One year ago, a consortium of just over 20 international clinician-scientists came together to understand, and ultimately treat and cure, tau-related disorders (tauopathies) including progressive supranuclear palsy (PSP), frontotemporal dementia with parkinsonism (FTD-P) and corticobasal degeneration (CBD). The consortium fosters a community of leading scientists to share their work openly and quickly in order to speed insights and discoveries. Individuals still follow the established tradition of publishing peer-reviewed results in journals, but frequent, informal group meetings allow collaborators to share ideas and results earlier in the process and incorporate these new perspectives into their own work.

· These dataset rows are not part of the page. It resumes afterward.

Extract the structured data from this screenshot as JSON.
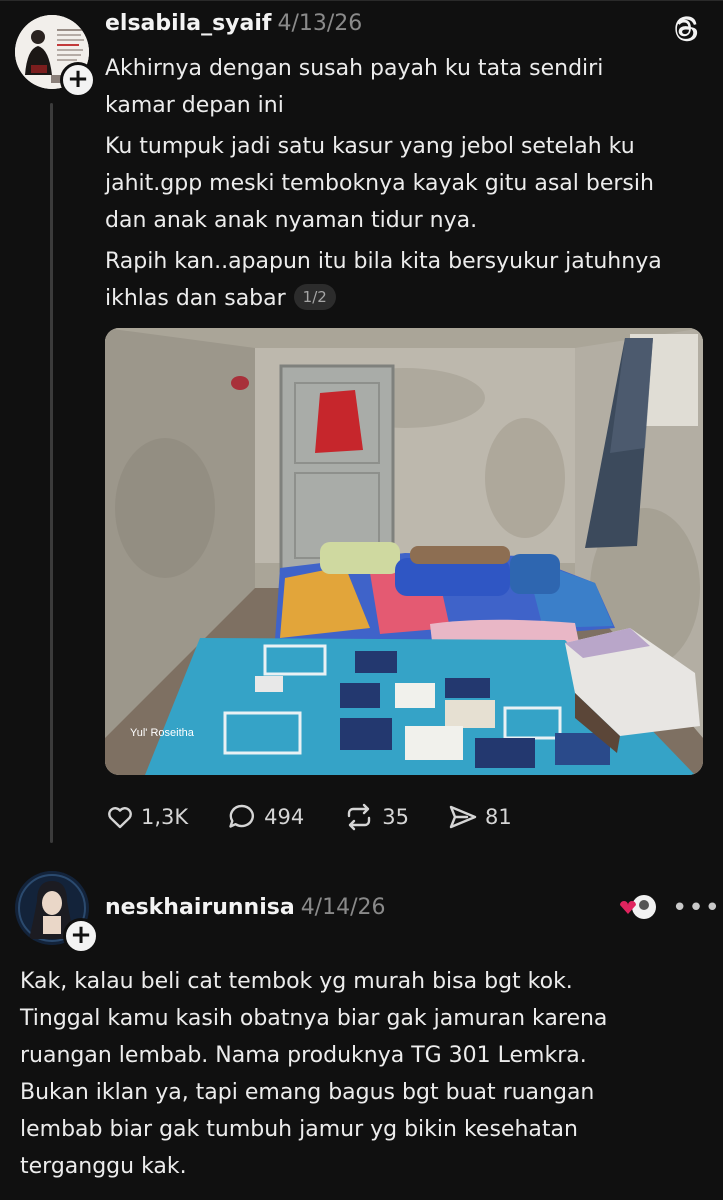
{
  "post": {
    "username": "elsabila_syaif",
    "date": "4/13/26",
    "lines": [
      "Akhirnya dengan susah payah ku tata sendiri",
      "kamar depan ini",
      "Ku tumpuk jadi satu kasur yang jebol setelah ku",
      "jahit.gpp meski temboknya kayak gitu  asal bersih",
      "dan anak anak nyaman tidur nya.",
      "Rapih kan..apapun itu bila kita bersyukur jatuhnya",
      "ikhlas dan sabar"
    ],
    "pager": "1/2",
    "photo_watermark": "Yul' Roseitha",
    "stats": {
      "likes": "1,3K",
      "replies": "494",
      "reposts": "35",
      "shares": "81"
    },
    "icons": {
      "like": "heart-icon",
      "reply": "comment-icon",
      "repost": "repost-icon",
      "share": "send-icon",
      "app": "threads-logo-icon",
      "follow": "plus-icon"
    }
  },
  "reply": {
    "username": "neskhairunnisa",
    "date": "4/14/26",
    "more": "•••",
    "lines": [
      "Kak, kalau beli cat tembok yg murah bisa bgt kok.",
      "Tinggal kamu kasih obatnya biar gak jamuran karena",
      "ruangan lembab. Nama produknya TG 301 Lemkra.",
      "Bukan iklan ya, tapi emang bagus bgt buat ruangan",
      "lembab biar gak tumbuh jamur yg bikin kesehatan",
      "terganggu kak."
    ]
  },
  "colors": {
    "background": "#101010",
    "text": "#f3f3f3",
    "muted": "#8a8a8a",
    "heart_red": "#e0245e"
  }
}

The Tau Consortium is studying the tau (MAPT) gene to understand how various changes in the gene lead to neurodegeneration. Investigators have developed cellular and animal models, and have obtained skin cells from patients with tauopathies to create induced pluripotent stem cells (iPS) and postmitotic neurons. These cell and animal models are being tested with existing pharmaceutical compounds and drug libraries. By understanding the biochemical and clinical significance of each step of tau metabolism, the investigators hope to better understand how the protein functions normally and its role in disease. Is abnormal tau a cause of disease or a product of disease? Approaches to slowing or preventing disease may include altering tau levels, preventing the hyperphosphorylation or misfolding of tau, correcting the misfolding once it happens, preventing or clearing out the sticky aggregations, or many other possibilities. One unique aspect of this consortium is how tightly the basic scientists work with clinicians to develop better ways of understanding and treating these illnesses.